= What to do =
Find the word "search" in the listing below. Copy every line that has it.

= Data provided =
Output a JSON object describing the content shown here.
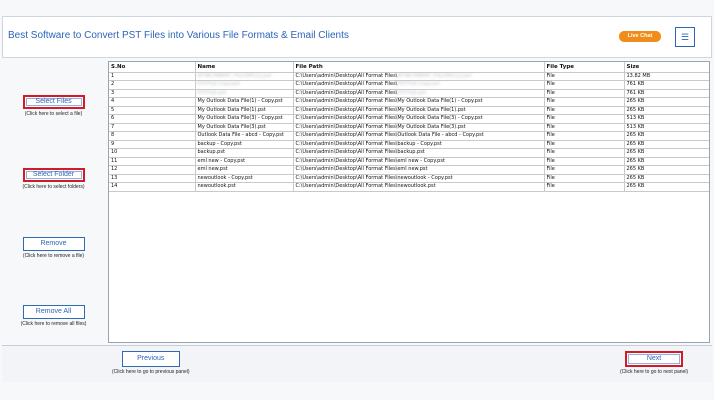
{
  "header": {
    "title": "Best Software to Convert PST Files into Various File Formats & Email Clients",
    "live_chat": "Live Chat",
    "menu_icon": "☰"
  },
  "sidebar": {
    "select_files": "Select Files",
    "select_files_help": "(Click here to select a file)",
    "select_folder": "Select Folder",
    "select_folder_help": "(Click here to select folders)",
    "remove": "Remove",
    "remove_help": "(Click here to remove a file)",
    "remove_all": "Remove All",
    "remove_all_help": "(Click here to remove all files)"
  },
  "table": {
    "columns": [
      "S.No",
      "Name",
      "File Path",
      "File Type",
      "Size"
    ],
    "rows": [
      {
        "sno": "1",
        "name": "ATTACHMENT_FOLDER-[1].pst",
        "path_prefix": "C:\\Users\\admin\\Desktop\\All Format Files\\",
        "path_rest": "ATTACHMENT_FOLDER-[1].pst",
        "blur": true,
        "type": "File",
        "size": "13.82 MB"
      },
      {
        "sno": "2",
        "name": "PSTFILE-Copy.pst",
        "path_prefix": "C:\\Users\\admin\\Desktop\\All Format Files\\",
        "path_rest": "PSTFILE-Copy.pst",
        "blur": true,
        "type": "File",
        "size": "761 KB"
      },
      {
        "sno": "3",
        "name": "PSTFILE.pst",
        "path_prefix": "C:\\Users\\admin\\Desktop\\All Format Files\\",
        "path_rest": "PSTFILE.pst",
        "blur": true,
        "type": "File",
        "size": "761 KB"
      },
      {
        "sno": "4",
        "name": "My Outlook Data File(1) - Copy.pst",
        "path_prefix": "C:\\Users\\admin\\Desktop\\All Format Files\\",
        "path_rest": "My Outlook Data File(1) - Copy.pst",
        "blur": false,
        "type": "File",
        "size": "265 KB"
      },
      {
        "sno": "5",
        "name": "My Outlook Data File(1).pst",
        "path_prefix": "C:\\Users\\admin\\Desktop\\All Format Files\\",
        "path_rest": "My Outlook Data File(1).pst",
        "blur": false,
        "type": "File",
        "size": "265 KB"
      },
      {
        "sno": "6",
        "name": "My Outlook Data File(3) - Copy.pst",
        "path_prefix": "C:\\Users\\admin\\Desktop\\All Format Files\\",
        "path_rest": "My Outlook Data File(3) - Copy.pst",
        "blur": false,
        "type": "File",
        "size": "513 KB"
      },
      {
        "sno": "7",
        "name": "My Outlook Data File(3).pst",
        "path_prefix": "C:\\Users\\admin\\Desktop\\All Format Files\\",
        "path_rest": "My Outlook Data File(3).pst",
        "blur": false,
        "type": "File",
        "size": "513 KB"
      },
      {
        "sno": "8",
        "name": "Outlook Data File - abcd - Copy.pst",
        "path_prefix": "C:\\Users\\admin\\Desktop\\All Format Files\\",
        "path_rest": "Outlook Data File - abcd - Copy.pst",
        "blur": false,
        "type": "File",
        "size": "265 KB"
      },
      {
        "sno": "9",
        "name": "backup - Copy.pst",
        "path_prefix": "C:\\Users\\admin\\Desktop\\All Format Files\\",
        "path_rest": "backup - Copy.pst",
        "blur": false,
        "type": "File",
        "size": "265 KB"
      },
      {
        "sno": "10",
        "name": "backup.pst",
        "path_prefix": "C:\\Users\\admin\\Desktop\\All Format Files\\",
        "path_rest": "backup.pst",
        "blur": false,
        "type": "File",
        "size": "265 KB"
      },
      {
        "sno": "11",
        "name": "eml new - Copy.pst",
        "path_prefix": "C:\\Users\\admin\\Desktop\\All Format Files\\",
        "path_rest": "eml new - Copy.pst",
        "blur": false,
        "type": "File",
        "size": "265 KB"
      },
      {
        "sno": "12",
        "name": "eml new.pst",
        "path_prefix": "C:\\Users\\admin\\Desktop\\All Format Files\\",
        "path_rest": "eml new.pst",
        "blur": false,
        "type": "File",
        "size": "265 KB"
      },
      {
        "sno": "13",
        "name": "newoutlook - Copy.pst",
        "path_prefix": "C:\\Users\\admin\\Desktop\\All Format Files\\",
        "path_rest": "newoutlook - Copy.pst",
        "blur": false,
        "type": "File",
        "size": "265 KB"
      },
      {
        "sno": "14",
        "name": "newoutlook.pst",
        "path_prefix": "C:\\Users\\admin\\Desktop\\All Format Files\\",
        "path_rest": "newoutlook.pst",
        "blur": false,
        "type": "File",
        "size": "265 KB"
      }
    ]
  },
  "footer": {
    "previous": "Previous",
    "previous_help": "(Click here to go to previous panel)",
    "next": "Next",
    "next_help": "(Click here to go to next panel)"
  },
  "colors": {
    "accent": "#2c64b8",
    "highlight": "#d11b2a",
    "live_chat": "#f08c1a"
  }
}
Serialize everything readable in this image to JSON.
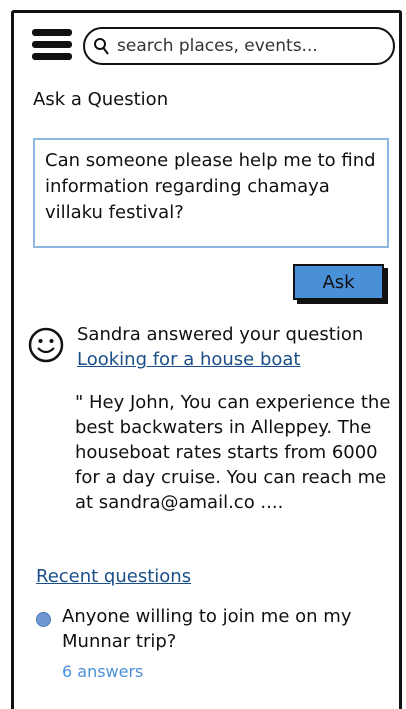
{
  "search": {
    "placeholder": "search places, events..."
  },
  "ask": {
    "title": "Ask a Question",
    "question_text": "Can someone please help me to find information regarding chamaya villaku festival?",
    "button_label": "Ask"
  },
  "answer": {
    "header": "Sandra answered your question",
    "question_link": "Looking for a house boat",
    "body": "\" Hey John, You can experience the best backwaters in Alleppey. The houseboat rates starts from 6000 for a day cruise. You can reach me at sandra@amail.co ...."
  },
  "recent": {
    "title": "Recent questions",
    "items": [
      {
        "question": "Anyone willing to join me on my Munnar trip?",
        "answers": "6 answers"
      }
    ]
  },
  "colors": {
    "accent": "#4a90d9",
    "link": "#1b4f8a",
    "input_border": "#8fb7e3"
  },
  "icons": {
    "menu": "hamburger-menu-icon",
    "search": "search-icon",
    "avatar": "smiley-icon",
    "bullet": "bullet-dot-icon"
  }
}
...
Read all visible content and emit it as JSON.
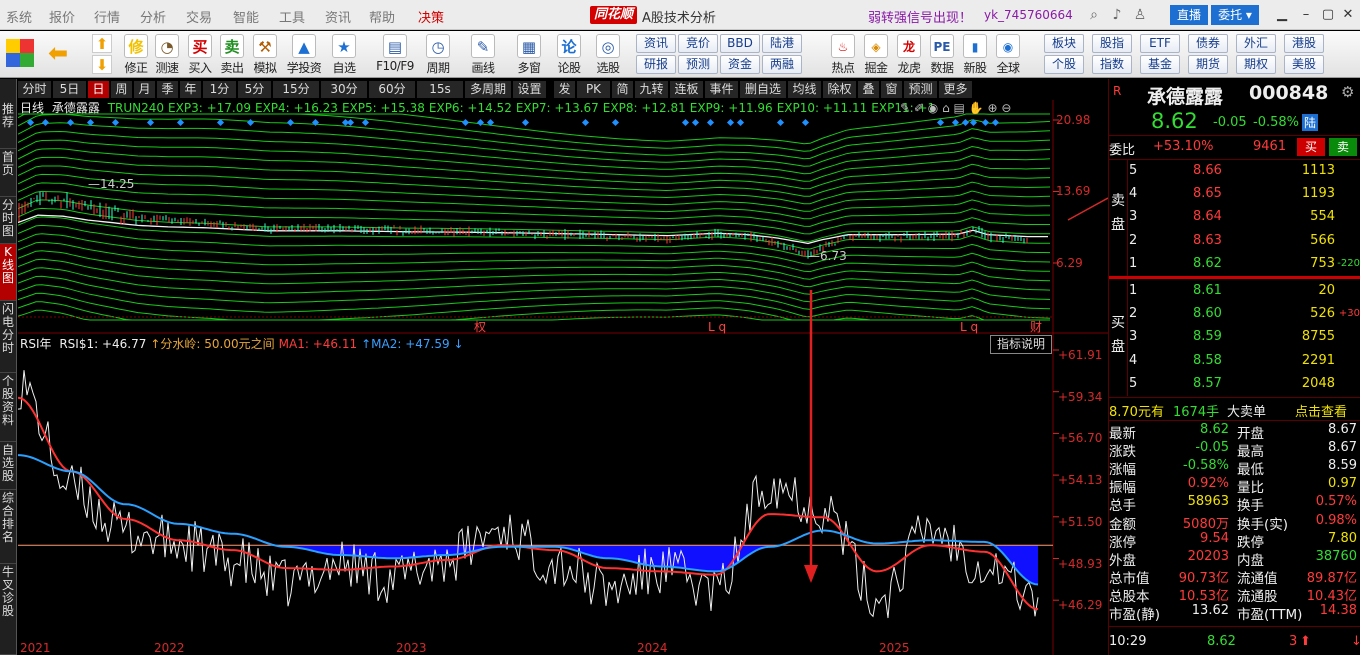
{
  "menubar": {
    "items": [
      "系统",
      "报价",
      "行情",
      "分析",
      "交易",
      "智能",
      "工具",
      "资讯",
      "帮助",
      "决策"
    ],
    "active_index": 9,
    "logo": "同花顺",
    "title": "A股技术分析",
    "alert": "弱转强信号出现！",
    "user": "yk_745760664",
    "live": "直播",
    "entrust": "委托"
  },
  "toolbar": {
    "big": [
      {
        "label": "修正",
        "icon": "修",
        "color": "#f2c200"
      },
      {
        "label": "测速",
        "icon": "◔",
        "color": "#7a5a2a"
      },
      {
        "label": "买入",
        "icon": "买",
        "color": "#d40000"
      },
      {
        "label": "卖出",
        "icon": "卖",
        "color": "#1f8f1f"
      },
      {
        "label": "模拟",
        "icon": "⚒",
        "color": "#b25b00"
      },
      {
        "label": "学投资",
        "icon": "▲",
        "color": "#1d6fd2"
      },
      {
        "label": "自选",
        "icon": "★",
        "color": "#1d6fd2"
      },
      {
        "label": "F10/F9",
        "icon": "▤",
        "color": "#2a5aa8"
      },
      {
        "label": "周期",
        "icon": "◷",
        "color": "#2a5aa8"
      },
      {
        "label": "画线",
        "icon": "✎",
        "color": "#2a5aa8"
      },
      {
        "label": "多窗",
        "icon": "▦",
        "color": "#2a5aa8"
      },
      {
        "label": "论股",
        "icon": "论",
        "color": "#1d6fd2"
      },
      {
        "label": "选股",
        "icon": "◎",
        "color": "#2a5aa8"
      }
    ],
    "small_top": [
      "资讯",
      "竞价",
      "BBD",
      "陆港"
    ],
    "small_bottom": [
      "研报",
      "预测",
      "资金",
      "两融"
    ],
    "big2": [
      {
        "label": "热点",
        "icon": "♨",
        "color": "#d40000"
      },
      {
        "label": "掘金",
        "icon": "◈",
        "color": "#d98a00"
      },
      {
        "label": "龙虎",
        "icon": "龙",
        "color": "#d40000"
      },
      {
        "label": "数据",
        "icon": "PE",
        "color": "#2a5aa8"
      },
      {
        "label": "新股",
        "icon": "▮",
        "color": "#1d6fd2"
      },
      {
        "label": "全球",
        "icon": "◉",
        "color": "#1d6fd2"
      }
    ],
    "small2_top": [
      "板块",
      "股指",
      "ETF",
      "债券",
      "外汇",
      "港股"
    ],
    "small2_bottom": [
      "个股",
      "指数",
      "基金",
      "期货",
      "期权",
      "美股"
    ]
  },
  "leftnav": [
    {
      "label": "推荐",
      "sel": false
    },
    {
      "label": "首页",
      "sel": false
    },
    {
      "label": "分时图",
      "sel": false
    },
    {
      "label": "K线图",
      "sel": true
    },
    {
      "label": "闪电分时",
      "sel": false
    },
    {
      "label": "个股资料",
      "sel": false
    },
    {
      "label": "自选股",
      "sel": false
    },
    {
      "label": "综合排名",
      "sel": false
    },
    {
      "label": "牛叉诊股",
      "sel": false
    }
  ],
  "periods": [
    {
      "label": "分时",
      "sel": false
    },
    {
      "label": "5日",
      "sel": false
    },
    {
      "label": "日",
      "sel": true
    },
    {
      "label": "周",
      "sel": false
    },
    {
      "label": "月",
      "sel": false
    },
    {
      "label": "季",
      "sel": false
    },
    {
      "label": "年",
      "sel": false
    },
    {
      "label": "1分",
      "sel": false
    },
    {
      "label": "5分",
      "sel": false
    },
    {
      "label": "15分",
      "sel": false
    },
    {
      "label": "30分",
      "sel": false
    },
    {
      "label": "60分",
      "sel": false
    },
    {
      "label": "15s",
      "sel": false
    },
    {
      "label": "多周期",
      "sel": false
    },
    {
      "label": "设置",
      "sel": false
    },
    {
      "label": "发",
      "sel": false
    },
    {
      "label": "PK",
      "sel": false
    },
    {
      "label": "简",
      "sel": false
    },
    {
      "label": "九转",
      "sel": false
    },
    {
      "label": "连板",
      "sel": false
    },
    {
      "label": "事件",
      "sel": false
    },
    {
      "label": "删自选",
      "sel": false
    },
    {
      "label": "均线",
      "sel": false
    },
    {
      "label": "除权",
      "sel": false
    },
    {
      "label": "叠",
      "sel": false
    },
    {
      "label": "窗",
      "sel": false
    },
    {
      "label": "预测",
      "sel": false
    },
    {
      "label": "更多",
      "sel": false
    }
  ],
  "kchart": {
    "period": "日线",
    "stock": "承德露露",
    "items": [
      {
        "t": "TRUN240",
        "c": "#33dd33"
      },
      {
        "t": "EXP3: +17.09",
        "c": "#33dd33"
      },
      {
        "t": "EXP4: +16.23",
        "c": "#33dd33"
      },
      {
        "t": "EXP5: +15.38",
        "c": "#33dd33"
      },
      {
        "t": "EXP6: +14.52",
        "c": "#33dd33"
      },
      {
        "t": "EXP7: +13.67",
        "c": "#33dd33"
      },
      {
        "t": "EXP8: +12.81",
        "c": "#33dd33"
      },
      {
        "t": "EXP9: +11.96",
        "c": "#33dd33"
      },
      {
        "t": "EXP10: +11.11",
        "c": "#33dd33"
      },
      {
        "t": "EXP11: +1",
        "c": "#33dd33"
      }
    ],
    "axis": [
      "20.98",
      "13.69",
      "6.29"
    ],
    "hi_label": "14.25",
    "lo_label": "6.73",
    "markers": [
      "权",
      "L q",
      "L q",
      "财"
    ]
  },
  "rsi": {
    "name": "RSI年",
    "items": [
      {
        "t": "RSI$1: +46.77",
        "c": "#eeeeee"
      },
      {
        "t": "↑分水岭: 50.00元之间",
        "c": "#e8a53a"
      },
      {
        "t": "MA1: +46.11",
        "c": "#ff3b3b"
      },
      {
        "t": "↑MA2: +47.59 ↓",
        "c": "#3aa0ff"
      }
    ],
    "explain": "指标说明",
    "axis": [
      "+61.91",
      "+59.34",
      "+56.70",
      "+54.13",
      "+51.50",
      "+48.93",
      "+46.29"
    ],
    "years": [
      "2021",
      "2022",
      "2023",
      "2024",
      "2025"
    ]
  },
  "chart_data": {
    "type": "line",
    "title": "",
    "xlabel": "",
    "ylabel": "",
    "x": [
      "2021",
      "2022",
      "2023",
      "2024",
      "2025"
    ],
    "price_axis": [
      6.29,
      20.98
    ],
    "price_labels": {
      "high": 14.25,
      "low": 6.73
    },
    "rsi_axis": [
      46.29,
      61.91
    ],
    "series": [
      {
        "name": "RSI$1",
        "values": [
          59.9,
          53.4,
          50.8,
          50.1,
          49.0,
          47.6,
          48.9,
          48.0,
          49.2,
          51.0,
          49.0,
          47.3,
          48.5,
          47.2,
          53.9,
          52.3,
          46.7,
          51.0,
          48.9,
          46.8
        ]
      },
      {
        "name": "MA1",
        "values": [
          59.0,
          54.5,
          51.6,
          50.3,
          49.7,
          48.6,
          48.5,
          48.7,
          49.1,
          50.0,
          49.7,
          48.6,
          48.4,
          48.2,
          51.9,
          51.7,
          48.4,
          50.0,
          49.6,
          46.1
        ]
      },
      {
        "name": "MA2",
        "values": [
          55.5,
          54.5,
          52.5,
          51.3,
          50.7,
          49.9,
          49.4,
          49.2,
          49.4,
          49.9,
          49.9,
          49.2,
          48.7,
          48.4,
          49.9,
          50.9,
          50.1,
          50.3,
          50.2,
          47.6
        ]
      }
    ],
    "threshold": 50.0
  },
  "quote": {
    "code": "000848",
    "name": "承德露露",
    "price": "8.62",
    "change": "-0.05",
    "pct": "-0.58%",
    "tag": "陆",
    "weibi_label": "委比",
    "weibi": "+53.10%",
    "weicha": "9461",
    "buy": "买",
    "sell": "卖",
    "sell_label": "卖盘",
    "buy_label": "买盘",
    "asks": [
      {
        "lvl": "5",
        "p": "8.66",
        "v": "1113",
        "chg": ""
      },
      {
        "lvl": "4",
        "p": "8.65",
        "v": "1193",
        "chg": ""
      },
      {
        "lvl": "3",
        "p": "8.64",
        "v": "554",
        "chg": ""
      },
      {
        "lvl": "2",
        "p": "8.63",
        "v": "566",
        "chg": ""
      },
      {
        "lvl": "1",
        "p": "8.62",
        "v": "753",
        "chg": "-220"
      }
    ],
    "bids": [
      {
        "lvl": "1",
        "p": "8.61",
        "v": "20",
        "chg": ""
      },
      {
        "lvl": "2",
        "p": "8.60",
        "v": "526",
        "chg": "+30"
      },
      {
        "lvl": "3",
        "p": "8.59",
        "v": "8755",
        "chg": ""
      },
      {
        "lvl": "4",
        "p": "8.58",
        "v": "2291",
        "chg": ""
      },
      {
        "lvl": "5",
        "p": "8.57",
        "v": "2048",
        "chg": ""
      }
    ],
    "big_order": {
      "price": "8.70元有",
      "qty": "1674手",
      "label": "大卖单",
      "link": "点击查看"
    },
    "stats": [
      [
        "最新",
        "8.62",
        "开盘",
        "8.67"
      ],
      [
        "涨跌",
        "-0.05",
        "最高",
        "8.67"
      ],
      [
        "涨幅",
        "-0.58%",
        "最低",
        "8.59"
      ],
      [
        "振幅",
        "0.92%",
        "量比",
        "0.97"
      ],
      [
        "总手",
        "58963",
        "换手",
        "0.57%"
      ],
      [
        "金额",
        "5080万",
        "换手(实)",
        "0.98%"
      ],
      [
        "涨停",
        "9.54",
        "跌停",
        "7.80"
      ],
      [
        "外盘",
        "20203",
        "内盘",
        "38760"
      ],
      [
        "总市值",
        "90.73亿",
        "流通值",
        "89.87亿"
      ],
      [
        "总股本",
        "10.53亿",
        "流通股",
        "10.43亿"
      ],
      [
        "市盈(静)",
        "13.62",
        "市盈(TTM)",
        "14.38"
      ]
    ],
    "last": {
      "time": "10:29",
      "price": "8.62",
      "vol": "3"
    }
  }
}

= Exercise result =
  "search": {
    "placeholder": "search places, events..."
    "search": "search-icon",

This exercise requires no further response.